- ASSIGNED TASK
The full set of records below is to be reproduced without a single alteration.

=-=-=

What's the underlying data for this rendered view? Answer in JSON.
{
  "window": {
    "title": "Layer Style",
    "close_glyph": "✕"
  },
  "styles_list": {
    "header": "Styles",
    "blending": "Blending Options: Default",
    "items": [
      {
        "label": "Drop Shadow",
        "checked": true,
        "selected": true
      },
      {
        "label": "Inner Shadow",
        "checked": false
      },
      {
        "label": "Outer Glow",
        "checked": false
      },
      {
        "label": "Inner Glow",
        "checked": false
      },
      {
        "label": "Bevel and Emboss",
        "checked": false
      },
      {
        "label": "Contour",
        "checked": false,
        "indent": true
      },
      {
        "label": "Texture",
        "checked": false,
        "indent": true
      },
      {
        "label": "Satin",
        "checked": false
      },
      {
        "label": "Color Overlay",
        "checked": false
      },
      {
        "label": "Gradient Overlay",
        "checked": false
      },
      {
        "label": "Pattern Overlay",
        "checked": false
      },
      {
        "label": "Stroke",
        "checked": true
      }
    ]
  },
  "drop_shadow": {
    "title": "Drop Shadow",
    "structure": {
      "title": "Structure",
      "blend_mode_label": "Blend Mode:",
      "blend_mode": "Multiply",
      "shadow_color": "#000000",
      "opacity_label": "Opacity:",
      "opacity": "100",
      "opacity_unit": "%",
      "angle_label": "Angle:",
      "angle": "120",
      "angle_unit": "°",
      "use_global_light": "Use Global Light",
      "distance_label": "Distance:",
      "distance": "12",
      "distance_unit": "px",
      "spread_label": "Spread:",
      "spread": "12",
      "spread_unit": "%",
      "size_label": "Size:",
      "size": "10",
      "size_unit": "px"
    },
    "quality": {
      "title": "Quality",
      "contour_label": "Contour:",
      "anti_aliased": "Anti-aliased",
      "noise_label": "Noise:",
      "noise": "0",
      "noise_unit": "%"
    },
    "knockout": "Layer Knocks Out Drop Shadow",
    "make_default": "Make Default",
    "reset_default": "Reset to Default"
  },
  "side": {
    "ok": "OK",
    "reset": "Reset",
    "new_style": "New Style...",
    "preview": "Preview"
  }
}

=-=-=

- RESULT
What's the underlying data for this rendered view? Answer in JSON.
{
  "window": {
    "title": "Layer Style",
    "close_glyph": "✕"
  },
  "styles_list": {
    "header": "Styles",
    "blending": "Blending Options: Default",
    "items": [
      {
        "label": "Drop Shadow",
        "checked": true,
        "selected": true
      },
      {
        "label": "Inner Shadow",
        "checked": false
      },
      {
        "label": "Outer Glow",
        "checked": false
      },
      {
        "label": "Inner Glow",
        "checked": false
      },
      {
        "label": "Bevel and Emboss",
        "checked": false
      },
      {
        "label": "Contour",
        "checked": false,
        "indent": true
      },
      {
        "label": "Texture",
        "checked": false,
        "indent": true
      },
      {
        "label": "Satin",
        "checked": false
      },
      {
        "label": "Color Overlay",
        "checked": false
      },
      {
        "label": "Gradient Overlay",
        "checked": false
      },
      {
        "label": "Pattern Overlay",
        "checked": false
      },
      {
        "label": "Stroke",
        "checked": true
      }
    ]
  },
  "drop_shadow": {
    "title": "Drop Shadow",
    "structure": {
      "title": "Structure",
      "blend_mode_label": "Blend Mode:",
      "blend_mode": "Multiply",
      "shadow_color": "#000000",
      "opacity_label": "Opacity:",
      "opacity": "100",
      "opacity_unit": "%",
      "angle_label": "Angle:",
      "angle": "120",
      "angle_unit": "°",
      "use_global_light": "Use Global Light",
      "distance_label": "Distance:",
      "distance": "12",
      "distance_unit": "px",
      "spread_label": "Spread:",
      "spread": "12",
      "spread_unit": "%",
      "size_label": "Size:",
      "size": "10",
      "size_unit": "px"
    },
    "quality": {
      "title": "Quality",
      "contour_label": "Contour:",
      "anti_aliased": "Anti-aliased",
      "noise_label": "Noise:",
      "noise": "0",
      "noise_unit": "%"
    },
    "knockout": "Layer Knocks Out Drop Shadow",
    "make_default": "Make Default",
    "reset_default": "Reset to Default"
  },
  "side": {
    "ok": "OK",
    "reset": "Reset",
    "new_style": "New Style...",
    "preview": "Preview"
  }
}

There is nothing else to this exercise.